credit and credit-guarantees and compliance leniency, in the form of extension
of tax deadlines, etc.
there were policy reforms announced, which would play out over the near future.
Yet none of these measures could really be considered as aimed at reviving
demand; at best, they provided a safety net to the most vulnerable sections of
In mid- October,
for the first time since the economic crisis began, the government announced a
stimulus package worth ₹46,675 crore that was aimed at boosting demand. It
encourages government employees to spend, through leave travel concession
vouchers and pre-paid special festival advances; it also prompts capital
investment by states via 50-year interest-free loans from the Centre and
capital spending on infrastructure projects by the Centre in 2020-21. The
Finance Minister estimated that all these measures are likely to create
additional demand to the extent of around USD 10 billion.
to step on the accelerator
rationale behind the government’s approach, the principal economic advisor
recounted that the government did not see sense in boosting demand (which may
be akin to stepping on the accelerator) while the economy was put in lockdown (which
could be seen as stepping on the brakes). He explained that during the
lockdowns, the government was focused on providing a safety net to the most
vulnerable sections of society.
sees this crisis as a disruptive force that will transform the way economies
function. There are likely to be many changes in the use of technology, supply
chains, manufacturing bases, logistics, healthcare and education delivery, etc.
Given these moving parts, what emerges on the other side of the crisis is
has also consciously focused on implementing structural reform on the supply

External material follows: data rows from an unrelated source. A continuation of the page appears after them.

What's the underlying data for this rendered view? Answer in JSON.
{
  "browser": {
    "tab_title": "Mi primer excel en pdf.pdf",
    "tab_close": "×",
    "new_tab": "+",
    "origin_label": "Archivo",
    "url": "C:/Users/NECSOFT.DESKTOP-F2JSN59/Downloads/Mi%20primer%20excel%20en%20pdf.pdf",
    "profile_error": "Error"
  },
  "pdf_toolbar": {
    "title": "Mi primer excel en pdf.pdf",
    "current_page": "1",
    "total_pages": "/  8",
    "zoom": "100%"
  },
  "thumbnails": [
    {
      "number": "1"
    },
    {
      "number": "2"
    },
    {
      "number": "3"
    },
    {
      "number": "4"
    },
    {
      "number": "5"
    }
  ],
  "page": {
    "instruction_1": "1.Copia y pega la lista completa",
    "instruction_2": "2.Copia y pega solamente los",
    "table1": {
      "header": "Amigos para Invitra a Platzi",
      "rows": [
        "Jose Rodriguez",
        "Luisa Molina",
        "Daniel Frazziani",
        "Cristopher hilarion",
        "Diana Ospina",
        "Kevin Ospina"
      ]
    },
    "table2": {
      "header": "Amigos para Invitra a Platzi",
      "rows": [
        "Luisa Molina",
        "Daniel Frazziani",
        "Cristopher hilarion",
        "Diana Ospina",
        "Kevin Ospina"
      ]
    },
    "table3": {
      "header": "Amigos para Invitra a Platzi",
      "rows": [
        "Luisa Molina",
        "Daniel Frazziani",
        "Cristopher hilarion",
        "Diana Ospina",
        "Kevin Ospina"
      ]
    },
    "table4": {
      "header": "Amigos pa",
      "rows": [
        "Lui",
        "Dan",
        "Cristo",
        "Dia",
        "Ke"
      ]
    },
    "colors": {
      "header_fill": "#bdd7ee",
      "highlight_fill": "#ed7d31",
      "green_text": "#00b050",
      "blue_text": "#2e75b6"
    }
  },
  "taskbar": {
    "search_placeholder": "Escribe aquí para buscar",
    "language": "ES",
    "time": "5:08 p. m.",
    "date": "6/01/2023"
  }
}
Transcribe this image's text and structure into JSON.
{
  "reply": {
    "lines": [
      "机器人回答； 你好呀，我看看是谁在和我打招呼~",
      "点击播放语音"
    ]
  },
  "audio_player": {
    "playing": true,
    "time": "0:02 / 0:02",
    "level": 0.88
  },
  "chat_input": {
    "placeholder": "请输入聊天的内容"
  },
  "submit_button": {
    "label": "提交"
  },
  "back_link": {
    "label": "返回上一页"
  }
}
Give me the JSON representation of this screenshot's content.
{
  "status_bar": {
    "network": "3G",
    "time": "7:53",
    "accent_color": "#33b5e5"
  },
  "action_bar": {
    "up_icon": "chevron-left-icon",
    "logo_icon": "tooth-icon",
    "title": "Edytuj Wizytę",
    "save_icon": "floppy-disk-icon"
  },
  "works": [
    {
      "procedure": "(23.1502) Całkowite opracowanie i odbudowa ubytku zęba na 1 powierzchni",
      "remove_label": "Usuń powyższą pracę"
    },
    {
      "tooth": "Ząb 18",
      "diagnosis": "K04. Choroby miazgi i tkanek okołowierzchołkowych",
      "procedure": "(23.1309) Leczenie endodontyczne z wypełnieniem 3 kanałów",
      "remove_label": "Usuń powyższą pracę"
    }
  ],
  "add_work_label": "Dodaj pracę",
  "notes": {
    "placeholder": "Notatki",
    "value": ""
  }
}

side, which included liberalization of agriculture, reforming labour and
financial markets, etc., to build flexibility and resilience in various sectors.
These changes could help the economy survive in the new normal and take
advantage of opportunities that will emerge.
assured that now that the government is taking its foot off the brakes (by unlocking
the economy), it has begun to step on the accelerator by announcing measures to
boost demand in the form of the mid- October ₹46,675 crore stimulus package.
While the direct
consumption expenditure from this package and others like it could give the
economy a shot in the arm, which could result in some quick economic relief, spending
on infrastructure will ensure a more sustainable recovery as it would entail
creation of assets.
In fact, fiscal
spending on infrastructure will kill two birds with one stone as it will prepare
the economy to take advantage of opportunities that emerge while it boosts
demand through the employment and multiplier effect of the spends.
up for lost time
government officials have repeatedly assured that there is scope for further
fiscal and monetary measures, on a need basis. At this juncture, for India to
pull itself out of the economic quagmire in which it has fallen, as a result of
the lockdowns necessitated by the pandemic, it will take concerted fiscal efforts.
Nevertheless, these efforts, if timely and adequate, will deliver rich
dividends in the form of catapulting India onto a different growth trajectory.
With the synergies that emerge from boosting demand while providing a safety
net and policies that are flexible and conducive, India could still keep its tryst
with becoming a USD 5 trillion economy by FY25.